Human nature presses us to concentrate on the present circumstance, the crushing weight of today’s concerns and/or the lure of its pleasures; God bids us look ahead that we may also press on toward the good things He has promised. With anticipation comes perspective.

Lighting Advent candles is one way that many choose to help anticipate the day. Light can be a wonderful symbol of hope as we anticipate Christmas day. Even if your congregation is not one that practices this tradition, it’s not difficult to incorporate something like it in our homes and especially in our hearts. Some might include more unusual ways to anticipate Jesus during a season that can easily become so busy and burdened.

When we apply the principle of godly anticipation to celebrations such as Christmas, we find that how we live and prepare ourselves for that celebration matters as much as or perhaps even more than how we celebrate the day.

In Jews for Jesus we like to anticipate the celebration by redoubling our efforts to get out the gospel. Our staff and volunteers around the world will be on the streets as often as possible, greeting shoppers with smiles and a gospel tracts.

We often find people more open to talking about the Lord during this season. This includes Jewish people, many of whom are preparing for Hanukkah, which begins this year at sundown, December 21. Despite the proximity of the two holidays, some Jewish people feel a bit “left out” when it comes to Christmas and many are rather curious about the holiday.

Awaiting Christmas Day by looking for extra opportunities to tell others about Jesus is a wonderful way to focus on the hope we have in Him. Just imagine how exciting your celebration of Christ’s birth would be if the Lord used you to help a friend come to know Him through the new birth during this season.

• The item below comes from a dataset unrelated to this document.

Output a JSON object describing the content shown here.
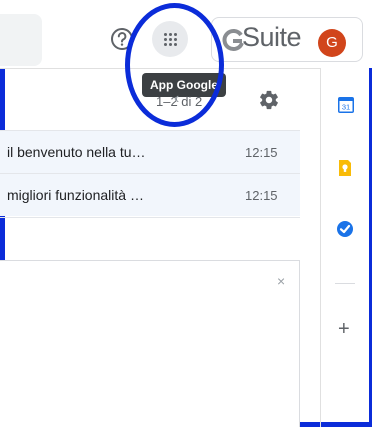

Simeon and Anna may not have understood the full scope of “the Consolation of Israel,” and “redemption in Jerusalem.” But they knew that the promise of God, held for so long in their hearts, had come. And in a miraculous moment they could hold that promise, literally hold Him, in their own aged arms. As they looked upon the baby Jesus, they knew their waiting had come to an end—and they did not keep the news to themselves.

Years later, two angels, perhaps from among the very ones who heralded Jesus’ birth, addressed His disciples as they watched their Master disappear in the clouds: “Men of Galilee, why do you stand gazing up into heaven? This same Jesus, who was taken up from you into heaven, will so come in like manner as you saw Him go into heaven” (Acts 1:11).

And so the wait commenced again, and continues to this very day.

How we choose to anticipate the celebration of Christ’s birth can also help us live in expectation of His return. The new life Jesus made possible through His incarnation and passion allows us to live in the light of the future glory He has promised. Despite hardships, or perhaps even because of them, we should always be in a season of joyous anticipation.

Unfortunately, the same commercialism and faith-crushing culture we face at Christmas also confronts us all year round. How do we keep the anticipation with which God calls us to live our lives for Him each day from being dulled by the grind of the world? And how do we keep ourselves from becoming overly distracted with life’s daily pains and pleasures? Answers may vary from one person to the next, but certainly we need to pray and we need to plan if we want to “Await the Day” as faithfully as Simeon and Anna.

May God enable us to rise above the pervasive materialism and the prevalent cynicism of our times. May we place our hope firmly in His soon coming and live joyfully in light of that greater reality. Maybe this Christmas season can give us an occasion to renew ourselves to that reality, to re-gather our courage to wait with greater purpose and more fervent expectancy, “until the day dawns and the morning star rises in our hearts” (2 Peter 1:19).